He says, "The establishment of a new army – it will require the integration of the rebel forces into the new national army. That will take time. It’s a very lengthy, very technical process. And they will need international assistance."
However, he says the ethnic violence currently taking place in the east of the country is a major concern. And he puts much of the blame on Uganda, which backed one of the rebel groups.
The Ambassador says, "The fighting among them has been fueled by our eastern neighbors, mainly the Ugandans when they were there. When the Ugandans left, they left a vacuum. We knew that these militias had been armed, both sides. When people are carrying guns and so forth and they start fighting, it’s difficult to stop it. So, we must go through the process of disarming those militias. And the government of national unity will have to take the leadership to pacify that area, but the current violence will have to be stopped first."
He says international peacekeeping troops have brought peace to the northeastern town of Bunia, which had been the scene of much violence. But he says the force is not deployed in the Ituri region, where Hema and Lendu militias have battled, leaving thousands dead. Ambassador M’poko says more peacekeeping troops are due in September and hopes they will be stationed in the Ituri region.
Bea Abrahams is the Africa manager for the Center for the Study of Violence and Reconciliation. She says, “Many of the deep-rooted issues that have not been addressed in the neighboring countries do have a tendency to spill over into the Congo.” She says that simply added to the complex problems already facing the DRC.
She recommends that human rights and civil society organizations be established in remaining conflict areas, such as the Kivus.
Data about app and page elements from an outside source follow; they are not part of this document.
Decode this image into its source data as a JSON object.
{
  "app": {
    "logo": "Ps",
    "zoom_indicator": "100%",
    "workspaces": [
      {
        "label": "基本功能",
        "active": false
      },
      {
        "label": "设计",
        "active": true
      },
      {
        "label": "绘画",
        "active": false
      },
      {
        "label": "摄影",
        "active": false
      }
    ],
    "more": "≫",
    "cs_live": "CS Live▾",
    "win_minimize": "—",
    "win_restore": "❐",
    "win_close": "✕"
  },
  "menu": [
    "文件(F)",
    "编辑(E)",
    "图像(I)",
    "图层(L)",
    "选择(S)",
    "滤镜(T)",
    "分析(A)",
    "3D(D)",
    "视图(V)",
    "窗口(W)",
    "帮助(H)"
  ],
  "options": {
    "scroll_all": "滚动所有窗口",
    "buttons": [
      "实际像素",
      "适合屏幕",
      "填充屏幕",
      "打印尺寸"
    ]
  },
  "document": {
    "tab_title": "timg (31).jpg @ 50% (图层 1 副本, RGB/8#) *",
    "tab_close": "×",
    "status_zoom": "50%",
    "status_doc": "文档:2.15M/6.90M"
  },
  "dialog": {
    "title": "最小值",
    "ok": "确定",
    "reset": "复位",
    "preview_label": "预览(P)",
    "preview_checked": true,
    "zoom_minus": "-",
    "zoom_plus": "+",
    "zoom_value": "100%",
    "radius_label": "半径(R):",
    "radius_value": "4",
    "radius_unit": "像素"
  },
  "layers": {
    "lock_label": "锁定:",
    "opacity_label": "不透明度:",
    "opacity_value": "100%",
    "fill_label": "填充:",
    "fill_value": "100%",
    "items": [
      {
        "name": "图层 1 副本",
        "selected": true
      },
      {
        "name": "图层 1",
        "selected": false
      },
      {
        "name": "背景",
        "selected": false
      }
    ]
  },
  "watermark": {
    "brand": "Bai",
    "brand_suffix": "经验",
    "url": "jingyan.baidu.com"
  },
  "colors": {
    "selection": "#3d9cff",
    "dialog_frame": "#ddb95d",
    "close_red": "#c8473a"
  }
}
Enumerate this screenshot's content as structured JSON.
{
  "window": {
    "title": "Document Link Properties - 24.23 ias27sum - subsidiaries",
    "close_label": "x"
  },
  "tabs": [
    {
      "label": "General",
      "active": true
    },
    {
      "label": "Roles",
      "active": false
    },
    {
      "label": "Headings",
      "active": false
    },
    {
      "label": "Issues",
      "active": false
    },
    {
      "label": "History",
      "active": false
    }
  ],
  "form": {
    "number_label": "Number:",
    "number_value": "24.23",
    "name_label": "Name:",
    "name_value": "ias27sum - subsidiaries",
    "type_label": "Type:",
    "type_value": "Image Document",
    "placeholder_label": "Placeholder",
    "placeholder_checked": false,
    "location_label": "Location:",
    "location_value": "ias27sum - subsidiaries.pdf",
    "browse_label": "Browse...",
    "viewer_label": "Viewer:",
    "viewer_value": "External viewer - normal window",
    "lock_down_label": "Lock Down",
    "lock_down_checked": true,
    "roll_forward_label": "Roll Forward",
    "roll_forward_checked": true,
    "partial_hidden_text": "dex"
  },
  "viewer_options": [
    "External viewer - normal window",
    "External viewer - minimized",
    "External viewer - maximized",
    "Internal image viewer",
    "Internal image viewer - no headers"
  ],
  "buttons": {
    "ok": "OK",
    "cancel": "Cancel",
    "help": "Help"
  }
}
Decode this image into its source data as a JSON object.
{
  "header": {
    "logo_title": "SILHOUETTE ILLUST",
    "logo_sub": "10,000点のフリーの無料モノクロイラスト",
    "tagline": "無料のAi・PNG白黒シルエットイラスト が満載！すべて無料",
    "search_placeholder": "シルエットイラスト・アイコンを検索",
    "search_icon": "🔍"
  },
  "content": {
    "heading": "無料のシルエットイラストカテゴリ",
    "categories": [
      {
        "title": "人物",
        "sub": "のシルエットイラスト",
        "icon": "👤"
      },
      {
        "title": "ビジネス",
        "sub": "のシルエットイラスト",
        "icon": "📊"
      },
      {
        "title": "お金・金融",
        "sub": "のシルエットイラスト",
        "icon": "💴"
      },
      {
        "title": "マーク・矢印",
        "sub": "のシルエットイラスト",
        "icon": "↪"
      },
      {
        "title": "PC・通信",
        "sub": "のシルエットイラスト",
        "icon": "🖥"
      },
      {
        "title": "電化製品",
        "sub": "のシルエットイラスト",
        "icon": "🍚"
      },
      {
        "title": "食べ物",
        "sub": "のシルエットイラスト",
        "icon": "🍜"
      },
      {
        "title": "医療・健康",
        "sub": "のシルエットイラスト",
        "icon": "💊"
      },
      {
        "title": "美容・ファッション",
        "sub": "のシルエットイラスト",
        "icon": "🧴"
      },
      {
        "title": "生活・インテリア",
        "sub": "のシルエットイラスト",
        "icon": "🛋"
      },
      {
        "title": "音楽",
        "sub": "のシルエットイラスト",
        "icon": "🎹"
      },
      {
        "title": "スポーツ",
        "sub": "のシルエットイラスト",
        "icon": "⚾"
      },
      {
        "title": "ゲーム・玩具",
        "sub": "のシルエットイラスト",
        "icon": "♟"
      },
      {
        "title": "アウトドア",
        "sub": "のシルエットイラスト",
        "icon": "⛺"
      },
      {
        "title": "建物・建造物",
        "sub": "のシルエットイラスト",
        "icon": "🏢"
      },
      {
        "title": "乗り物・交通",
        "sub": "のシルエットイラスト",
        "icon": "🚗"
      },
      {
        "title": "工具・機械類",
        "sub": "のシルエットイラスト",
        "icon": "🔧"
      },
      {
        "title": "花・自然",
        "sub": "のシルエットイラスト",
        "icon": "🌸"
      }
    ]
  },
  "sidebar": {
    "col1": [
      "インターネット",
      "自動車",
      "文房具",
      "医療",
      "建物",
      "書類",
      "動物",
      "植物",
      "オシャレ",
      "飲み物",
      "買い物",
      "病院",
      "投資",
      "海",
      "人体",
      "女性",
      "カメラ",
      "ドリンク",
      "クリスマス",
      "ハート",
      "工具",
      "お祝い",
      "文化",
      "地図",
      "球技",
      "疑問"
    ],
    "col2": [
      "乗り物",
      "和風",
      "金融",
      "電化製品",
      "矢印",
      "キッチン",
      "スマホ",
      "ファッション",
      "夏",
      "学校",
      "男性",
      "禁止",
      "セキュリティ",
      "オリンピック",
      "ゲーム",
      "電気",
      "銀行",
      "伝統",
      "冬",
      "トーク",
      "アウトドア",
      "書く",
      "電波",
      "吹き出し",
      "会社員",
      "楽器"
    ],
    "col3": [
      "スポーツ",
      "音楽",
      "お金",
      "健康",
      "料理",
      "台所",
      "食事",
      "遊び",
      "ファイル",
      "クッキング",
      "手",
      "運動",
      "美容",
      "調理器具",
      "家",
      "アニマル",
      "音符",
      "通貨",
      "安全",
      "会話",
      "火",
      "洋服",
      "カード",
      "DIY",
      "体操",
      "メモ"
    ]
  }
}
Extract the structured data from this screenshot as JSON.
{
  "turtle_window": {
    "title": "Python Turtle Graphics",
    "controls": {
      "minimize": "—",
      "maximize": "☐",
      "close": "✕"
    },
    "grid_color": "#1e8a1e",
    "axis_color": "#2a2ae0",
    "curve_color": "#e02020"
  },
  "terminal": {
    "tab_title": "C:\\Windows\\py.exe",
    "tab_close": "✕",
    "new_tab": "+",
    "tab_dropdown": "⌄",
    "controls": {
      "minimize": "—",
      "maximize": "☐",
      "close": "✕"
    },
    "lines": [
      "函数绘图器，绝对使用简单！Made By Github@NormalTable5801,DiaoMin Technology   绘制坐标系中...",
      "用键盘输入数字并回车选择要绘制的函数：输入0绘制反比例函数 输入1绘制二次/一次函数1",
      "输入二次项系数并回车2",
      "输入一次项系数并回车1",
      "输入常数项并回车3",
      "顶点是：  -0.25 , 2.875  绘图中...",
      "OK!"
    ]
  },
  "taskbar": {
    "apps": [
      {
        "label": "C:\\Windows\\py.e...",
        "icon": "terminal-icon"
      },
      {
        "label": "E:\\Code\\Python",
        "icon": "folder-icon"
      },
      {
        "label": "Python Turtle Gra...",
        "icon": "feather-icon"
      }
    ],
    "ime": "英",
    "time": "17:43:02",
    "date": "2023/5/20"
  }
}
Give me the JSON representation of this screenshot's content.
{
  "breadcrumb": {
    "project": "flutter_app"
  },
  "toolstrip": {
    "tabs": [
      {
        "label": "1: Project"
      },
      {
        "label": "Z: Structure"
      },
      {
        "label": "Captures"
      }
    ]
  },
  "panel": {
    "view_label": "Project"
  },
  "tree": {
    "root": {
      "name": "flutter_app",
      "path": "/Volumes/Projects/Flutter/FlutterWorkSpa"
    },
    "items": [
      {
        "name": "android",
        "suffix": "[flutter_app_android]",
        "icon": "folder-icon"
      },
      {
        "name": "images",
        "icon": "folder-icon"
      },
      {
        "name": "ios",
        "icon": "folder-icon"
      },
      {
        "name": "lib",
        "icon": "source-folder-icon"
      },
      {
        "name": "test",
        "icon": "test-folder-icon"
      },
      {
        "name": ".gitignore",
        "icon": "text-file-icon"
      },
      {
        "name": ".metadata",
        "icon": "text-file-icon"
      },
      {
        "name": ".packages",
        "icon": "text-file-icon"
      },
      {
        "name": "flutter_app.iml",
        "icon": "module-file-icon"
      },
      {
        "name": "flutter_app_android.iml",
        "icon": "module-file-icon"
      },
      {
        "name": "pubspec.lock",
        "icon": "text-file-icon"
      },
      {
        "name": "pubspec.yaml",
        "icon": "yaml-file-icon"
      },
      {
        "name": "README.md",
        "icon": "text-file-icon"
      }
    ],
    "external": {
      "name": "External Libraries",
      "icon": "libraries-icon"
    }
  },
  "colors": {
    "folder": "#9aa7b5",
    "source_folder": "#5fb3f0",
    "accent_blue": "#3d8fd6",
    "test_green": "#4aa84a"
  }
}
Ms. Abrahams says, "I think it’s very important for all the local players are involved in a peace process. I think from our own experience in South Africa we’ve seen that it is so important for the community peace building process to support a higher political process. But then I think it is equally important to begin to talk to the neighbors in the region as well, particularly Uganda, Rwanda, Burundi and so forth, because they are important role players. And if we talk about sustainable peace in the region, then I think it would be important that they are brought on board."
She says for the DRC to begin the healing process, poverty and the exploitation of the country’s mineral wealth are issues that must be addressed. Another, she says, is the repatriation of displaced people.
Ms. Abrahams says, "Repatriation and reintegration of refugees – they are within the Diaspora. We have a large percentage of refugees from the DRC in South Africa, for example. I think similarly, there are very serious concerns around the sexual violation and rape of women. And then, of course, there’s the issue of child soldiers."
DRC’s ambassador to South Africa, Bene M’poko, says for the peace effort to succeed it will take a united effort.
He says, "What we know is the political will, first from the Congolese leadership. And President Kabila has committed himself to the return of peace to the country. We need political will from our neighbors Uganda and Rwanda. We also need political will from the international community. With that I am very confident we will see the return of lasting peace to the Congo."
Ms. Abrahams of the C-S-V-R says even if all goes well, creating a firm peace may take a long time.
She says, "You know, I lived in exile myself. I lived as a refugee and came back to South Africa. I also happened to have trained as a psychologist. And so maybe from both a personal and professional perspective I can say that the experience we had in South Africa is that immediately after coming home there was a preoccupation with very basic survival issues. And it seems as though that’s a universal pattern in people who have gone through extreme trauma and especially in a situation of war where poverty, destruction of the infrastructure, destruction of family units is so, so prominent."
What the DRC needs immediately, she says, is to rebuild infrastructure and reunite families to help establish a sense of normalcy.